- A Steering Group has been established with regards to merger of the Office of the Pensions Ombudsman with the Financial Services Ombudsman, as recommended in the Critical Review. The timeline for implementation has yet to be fully finalised but it is hoped to complete the merger by mid-2015.

- The decision to reform the State pension was taken in the context of changing demographics and the fact that people are living longer and healthier lives. There are currently 5.3 people of working age for every pensioner and this ratio is expected to decrease to approximately 2.1 to 1 by 2060. This has significant associated pension costs for the State.

- The Social Welfare and Pensions Act, 2011 provides that State pension age will be increased gradually to 68 years. This began in January 2014 with the standardisation of pension age for all at 66 years. From April 2012, the number of paid contributions required to qualify for a State Pension increased from 260 paid contributions to 520 paid contributions. From September 2012, new rate bands for State Pension were introduced, which more accurately reflect the social insurance history of a person.

- In line with the Programme for Government, the recent 2014-2016 Statement of Priorities confirmed that during 2015 the Government will agree a roadmap and timeline for the introduction of a new, universal supplementary pension saving scheme.

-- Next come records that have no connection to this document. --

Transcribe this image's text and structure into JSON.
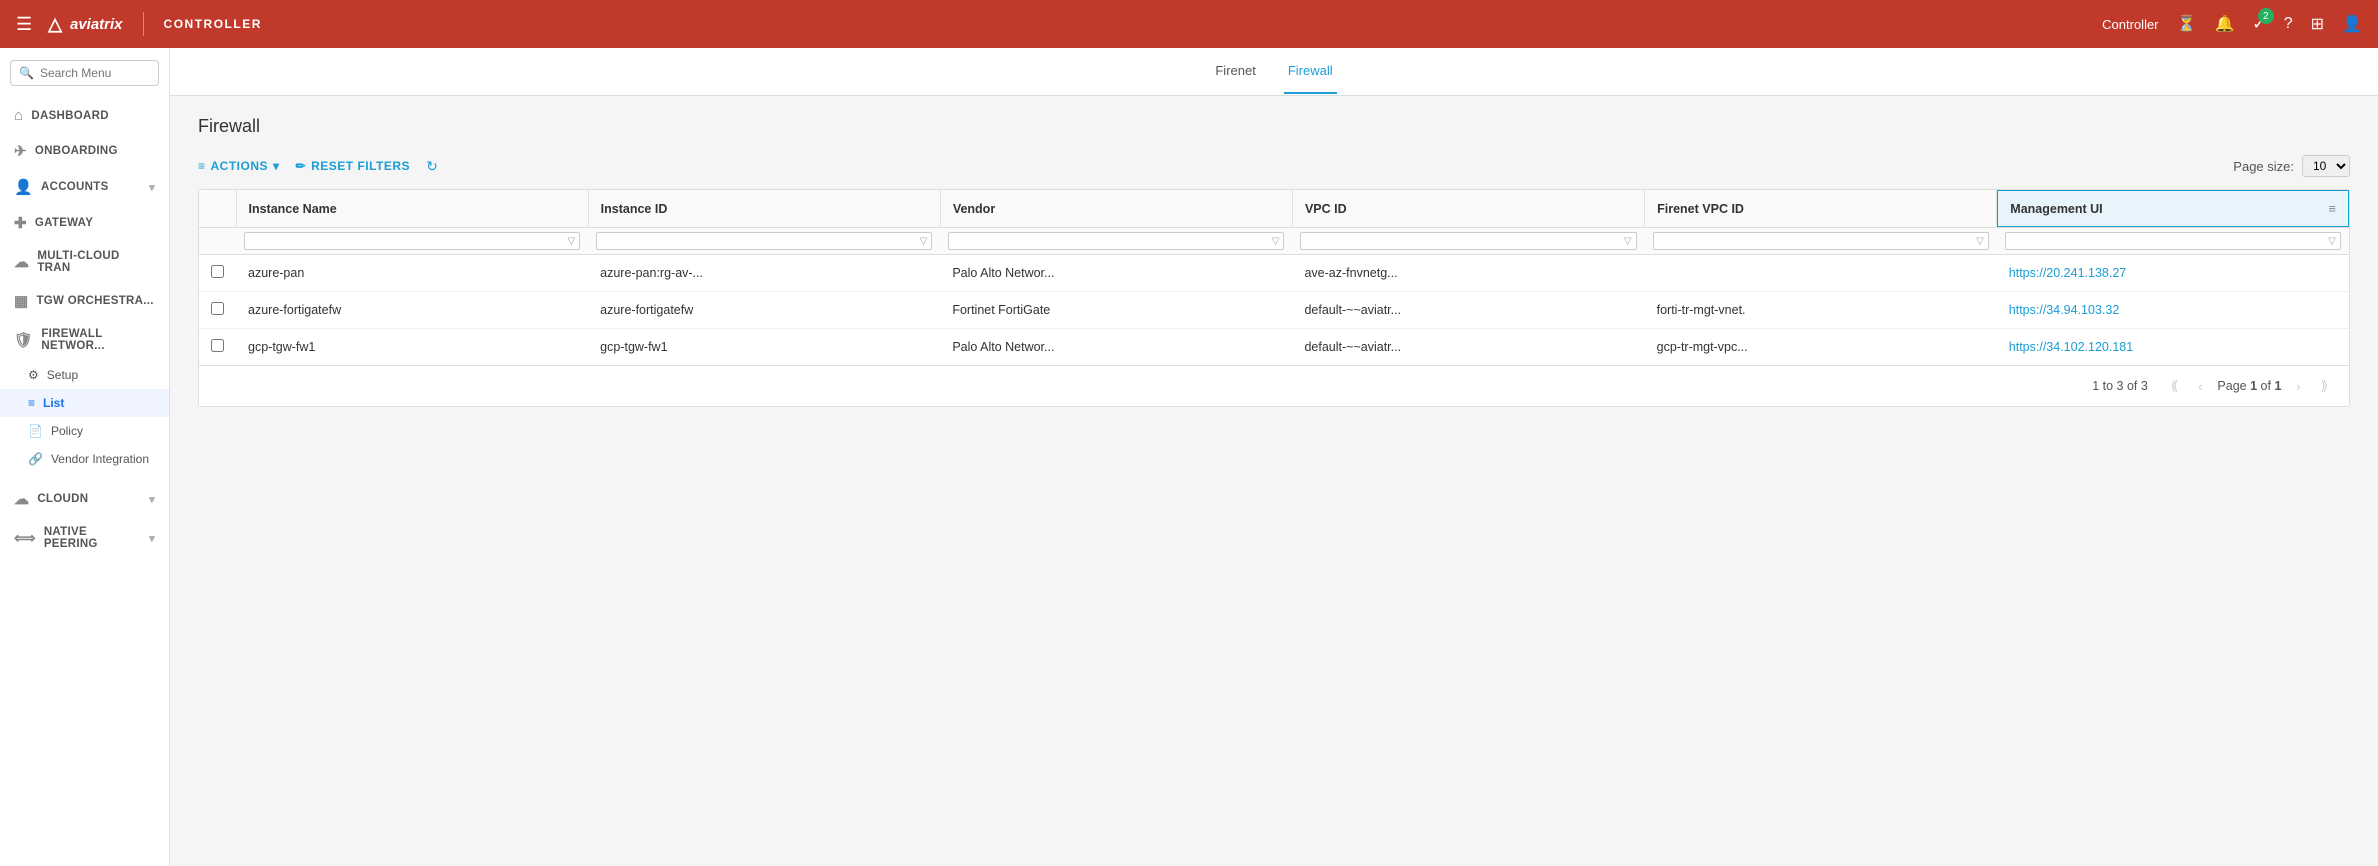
{
  "topnav": {
    "hamburger": "☰",
    "logo_icon": "△",
    "brand": "aviatrix",
    "separator": "|",
    "controller": "Controller",
    "right_label": "Controller",
    "notification_count": "2",
    "icons": {
      "timer": "⏳",
      "bell": "🔔",
      "checkmark": "✅",
      "help": "?",
      "grid": "⊞",
      "user": "👤"
    }
  },
  "sidebar": {
    "search_placeholder": "Search Menu",
    "items": [
      {
        "id": "dashboard",
        "label": "Dashboard",
        "icon": "⌂",
        "has_arrow": false
      },
      {
        "id": "onboarding",
        "label": "Onboarding",
        "icon": "✈",
        "has_arrow": false
      },
      {
        "id": "accounts",
        "label": "Accounts",
        "icon": "👤",
        "has_arrow": true
      },
      {
        "id": "gateway",
        "label": "Gateway",
        "icon": "✚",
        "has_arrow": false
      },
      {
        "id": "multi-cloud",
        "label": "Multi-Cloud Tran",
        "icon": "☁",
        "has_arrow": false
      },
      {
        "id": "tgw",
        "label": "TGW Orchestra...",
        "icon": "▦",
        "has_arrow": false
      },
      {
        "id": "firewall",
        "label": "Firewall Networ...",
        "icon": "🛡",
        "has_arrow": false
      }
    ],
    "sub_items": [
      {
        "id": "setup",
        "label": "Setup",
        "icon": "⚙"
      },
      {
        "id": "list",
        "label": "List",
        "icon": "≡",
        "active": true
      },
      {
        "id": "policy",
        "label": "Policy",
        "icon": "📄"
      },
      {
        "id": "vendor",
        "label": "Vendor Integration",
        "icon": "🔗"
      }
    ],
    "bottom_items": [
      {
        "id": "cloudn",
        "label": "CloudN",
        "icon": "☁",
        "has_arrow": true
      },
      {
        "id": "native-peering",
        "label": "Native Peering",
        "icon": "⟺",
        "has_arrow": true
      }
    ]
  },
  "tabs": [
    {
      "id": "firenet",
      "label": "Firenet",
      "active": false
    },
    {
      "id": "firewall",
      "label": "Firewall",
      "active": true
    }
  ],
  "page": {
    "title": "Firewall",
    "toolbar": {
      "actions_label": "Actions",
      "reset_label": "Reset Filters",
      "page_size_label": "Page size:",
      "page_size_value": "10"
    },
    "table": {
      "columns": [
        {
          "id": "instance_name",
          "label": "Instance Name"
        },
        {
          "id": "instance_id",
          "label": "Instance ID"
        },
        {
          "id": "vendor",
          "label": "Vendor"
        },
        {
          "id": "vpc_id",
          "label": "VPC ID"
        },
        {
          "id": "firenet_vpc_id",
          "label": "Firenet VPC ID"
        },
        {
          "id": "management_ui",
          "label": "Management UI",
          "active": true
        }
      ],
      "rows": [
        {
          "instance_name": "azure-pan",
          "instance_id": "azure-pan:rg-av-...",
          "vendor": "Palo Alto Networ...",
          "vpc_id": "ave-az-fnvnetg...",
          "firenet_vpc_id": "",
          "management_ui": "https://20.241.138.27"
        },
        {
          "instance_name": "azure-fortigatefw",
          "instance_id": "azure-fortigatefw",
          "vendor": "Fortinet FortiGate",
          "vpc_id": "default-~~aviatr...",
          "firenet_vpc_id": "forti-tr-mgt-vnet.",
          "management_ui": "https://34.94.103.32"
        },
        {
          "instance_name": "gcp-tgw-fw1",
          "instance_id": "gcp-tgw-fw1",
          "vendor": "Palo Alto Networ...",
          "vpc_id": "default-~~aviatr...",
          "firenet_vpc_id": "gcp-tr-mgt-vpc...",
          "management_ui": "https://34.102.120.181"
        }
      ]
    },
    "pagination": {
      "info": "1 to 3 of 3",
      "page_label": "Page",
      "current_page": "1",
      "of_label": "of",
      "total_pages": "1"
    }
  }
}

Reforming Existing Schemes:

One-Parent Family Payment

- The Department is currently undertaking comprehensive reform of the One-Parent Family Payment (OFP). These reforms are designed to tackle long term welfare dependency and the high rates of lone parents who are at risk of consistent poverty. The reforms see a reduction in the age threshold of the youngest child at which a lone parent is still eligible for the OFP. The age is being reduced to seven years of age on a phased basis to 7 years by 2015

Free Travel variant of the Public Services Card (PSC)

- The introduction of the new free travel variant of the PSC in December 2013 will help eliminate the fraudulent use of the Free Travel Pass. The new card includes customer photo identification and a number of additional security features. Over 270,000 free travel variants have been issued to date.

Water Support

- The introduction from 2015 of “water support”, a new payment of €100 per annum, paid on a quarterly basis (€25) to all those in receipt of either the household benefits package or the fuel allowance, will help compensate for the costs of water services.

School Meals

- Budgets 2014 and 2015 provided for an additional €2 million in funding each year for the School Meals scheme (bringing total funding to €39 million for 2015). The extra funding in 2014 was made available for school meals for all DEIS schools who were not participating in the scheme. The 2015 additional funding is primarily for the provision of breakfast clubs to support school going children in disadvantaged areas, and where possible, to increase funding for existing DEIS school as a consequence of increased pupil numbers.

The Advisory Group on Tax and Social Welfare

- I established the Advisory Group on Tax and Social Welfare in 2011. This group harnesses expert opinion and experience to address specific issues around the interaction of the tax and social protection systems, and make cost effective proposals for improving employment incentives and achieving better poverty outcomes. Three reports have been completed and published:

- Child and Family Income Supplement payments (February 2013)

- Disability Allowance budget changes (April 2013)

- PRSI for self-employed (September 2013)

- The Advisory Group submitted its final report, on working age payments, in August 2014. This will be published in due course.